A few times a year, I get together with my fellow education managers at two other utilities: Aurora Water and the city of Boulder. We compare notes, toss around new ideas and generally pontificate on the best ways to develop the next generation of water citizens.
We call ourselves The Three Amigos.
At one of our sessions in 2012, we talked about finding new ways of reaching audiences bigger than a classroom. How could we reach students more efficiently? Was there a better way to hold the attention of 300 sixth-graders than standing and talking at them?
After all, just getting them to pay attention at that age, let alone learn anything, can be like herding three-legged, blind mountain lions. Surely it was be possible, but how?
What about learning disguised as entertainment? Aurora and Boulder had been using theatrical elements in their programs for years. But the sing-alongs and puppet shows they provided for sweet third-graders wouldn’t fit the bill for grizzled middle-school veterans.
We needed pros.
And we found them, in the One World One Water Center for Urban Water Education and Stewardship at Metropolitan State University of Denver. (That’s OWOW for short, pronounced, “Oh Wow!”)

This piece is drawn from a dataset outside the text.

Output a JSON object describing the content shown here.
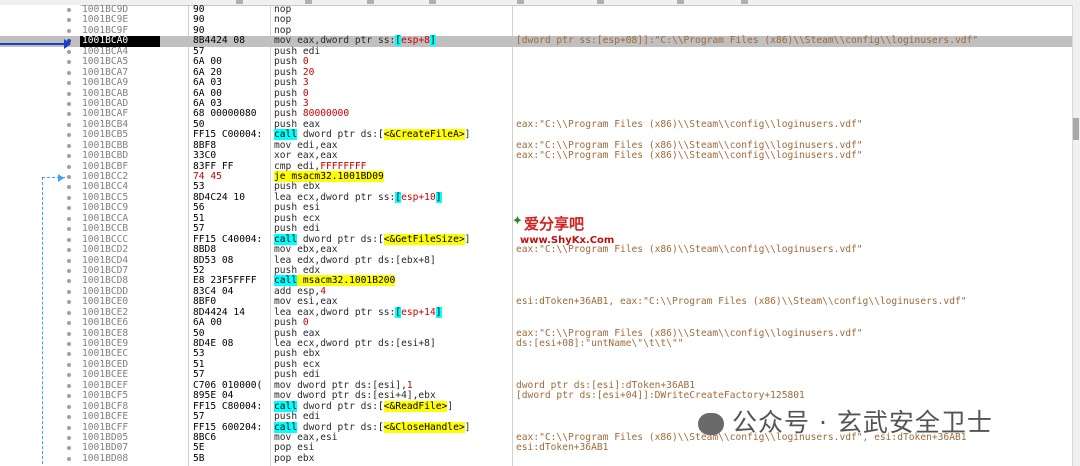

We knew OWOW’s program, newly formed in 2012, offered an interdisciplinary, hands-on Water Studies minor for students from diverse backgrounds and in any major. What if they could help?
So the three amigos trudged over to program director Tom Cech’s office at the Auraria Campus and asked. Absolutely, was his answer, and he soon roped in Dr. Marilyn “Cookie” Hetzel, chair of MSU Denver’s renowned theater department. The three amigos were now five.
After nearly three years of work and a few setbacks, we developed and cofunded a semester-long theater class that would audition and train a dozen budding MSU Denver thespians and teach them about water at the same time. Their assignment: to write, produce and deliver a short skit about water-wise practices in Colorado for sixth-graders in each utility’s service area.
Their challenge: to make it entertaining and thought provoking without using props, for an audience whose attention span can be measured in nanoseconds.
The actors did just that. After a two-session utility-led crash course on water in Colorado, they spent the remainder of the semester putting together a witty, informative, sixth-grader-approved gem they named Water Wise Circa 2015.
They took it on the road and performed it nearly 20 times to more than 4,000 students and adults in Aurora, Boulder and Denver schools, and at water festivals.
Water Wise Circa 2015 was so popular that the amigos secured matching funds from the Colorado Water Conservation Board to create a troupe to deliver the skit again at water festivals hosted by Aurora Water, Boulder and Denver Water this spring.
The cast enthusiastically reassembled, including several members who already have graduated. They also continue to share water-related information via their cast Facebook page.
In March, the Colorado Alliance for Environmental Education awarded the Water Wise project its 2015 Innovative Environmental Education Program Award. It’s not exactly a Tony Award, but all involved agreed: Entertaining people is one thing, but entertaining them into learning is really satisfying.